Task to complete: Everything in the records below is to be reproduced exactly, apart from the images.
○ ○ ○
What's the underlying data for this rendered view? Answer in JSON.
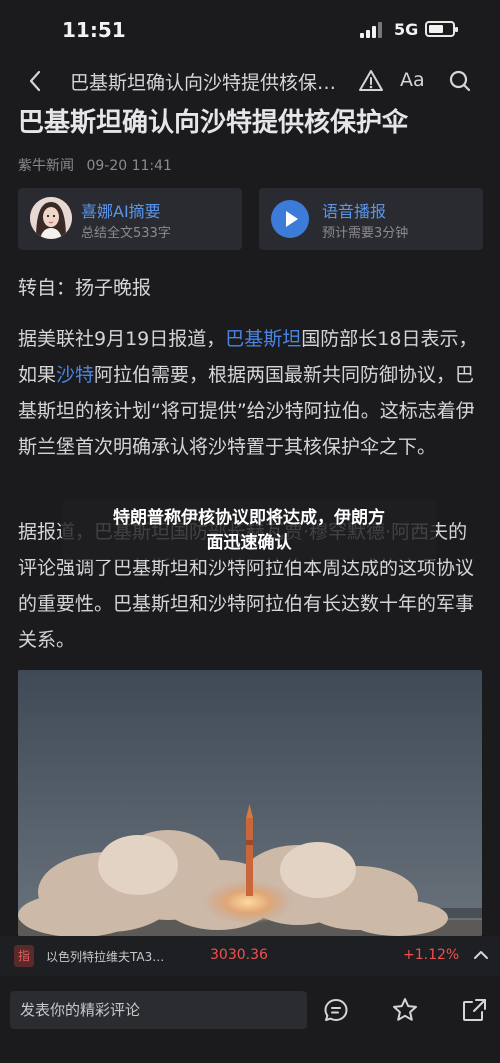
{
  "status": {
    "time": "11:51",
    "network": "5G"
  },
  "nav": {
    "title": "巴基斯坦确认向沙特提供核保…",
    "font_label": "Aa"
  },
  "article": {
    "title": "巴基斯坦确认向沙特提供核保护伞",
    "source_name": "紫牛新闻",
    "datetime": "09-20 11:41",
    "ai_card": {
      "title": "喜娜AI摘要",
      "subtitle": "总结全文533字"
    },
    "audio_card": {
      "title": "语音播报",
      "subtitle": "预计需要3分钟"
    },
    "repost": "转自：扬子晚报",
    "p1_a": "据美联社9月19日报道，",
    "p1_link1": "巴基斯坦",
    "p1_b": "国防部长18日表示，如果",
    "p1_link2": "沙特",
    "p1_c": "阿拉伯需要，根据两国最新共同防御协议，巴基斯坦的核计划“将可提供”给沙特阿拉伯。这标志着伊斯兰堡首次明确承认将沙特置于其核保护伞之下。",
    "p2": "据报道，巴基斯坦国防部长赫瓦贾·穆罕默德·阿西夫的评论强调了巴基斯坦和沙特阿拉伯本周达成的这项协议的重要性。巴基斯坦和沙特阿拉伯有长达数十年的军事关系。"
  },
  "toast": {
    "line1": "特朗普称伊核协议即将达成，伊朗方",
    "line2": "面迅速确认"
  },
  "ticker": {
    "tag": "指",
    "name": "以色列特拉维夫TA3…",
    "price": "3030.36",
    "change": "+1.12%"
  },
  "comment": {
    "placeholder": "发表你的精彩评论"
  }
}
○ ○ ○
Response to the task:
What's the underlying data for this rendered view? Answer in JSON.
{
  "status": {
    "time": "11:51",
    "network": "5G"
  },
  "nav": {
    "title": "巴基斯坦确认向沙特提供核保…",
    "font_label": "Aa"
  },
  "article": {
    "title": "巴基斯坦确认向沙特提供核保护伞",
    "source_name": "紫牛新闻",
    "datetime": "09-20 11:41",
    "ai_card": {
      "title": "喜娜AI摘要",
      "subtitle": "总结全文533字"
    },
    "audio_card": {
      "title": "语音播报",
      "subtitle": "预计需要3分钟"
    },
    "repost": "转自：扬子晚报",
    "p1_a": "据美联社9月19日报道，",
    "p1_link1": "巴基斯坦",
    "p1_b": "国防部长18日表示，如果",
    "p1_link2": "沙特",
    "p1_c": "阿拉伯需要，根据两国最新共同防御协议，巴基斯坦的核计划“将可提供”给沙特阿拉伯。这标志着伊斯兰堡首次明确承认将沙特置于其核保护伞之下。",
    "p2": "据报道，巴基斯坦国防部长赫瓦贾·穆罕默德·阿西夫的评论强调了巴基斯坦和沙特阿拉伯本周达成的这项协议的重要性。巴基斯坦和沙特阿拉伯有长达数十年的军事关系。"
  },
  "toast": {
    "line1": "特朗普称伊核协议即将达成，伊朗方",
    "line2": "面迅速确认"
  },
  "ticker": {
    "tag": "指",
    "name": "以色列特拉维夫TA3…",
    "price": "3030.36",
    "change": "+1.12%"
  },
  "comment": {
    "placeholder": "发表你的精彩评论"
  }
}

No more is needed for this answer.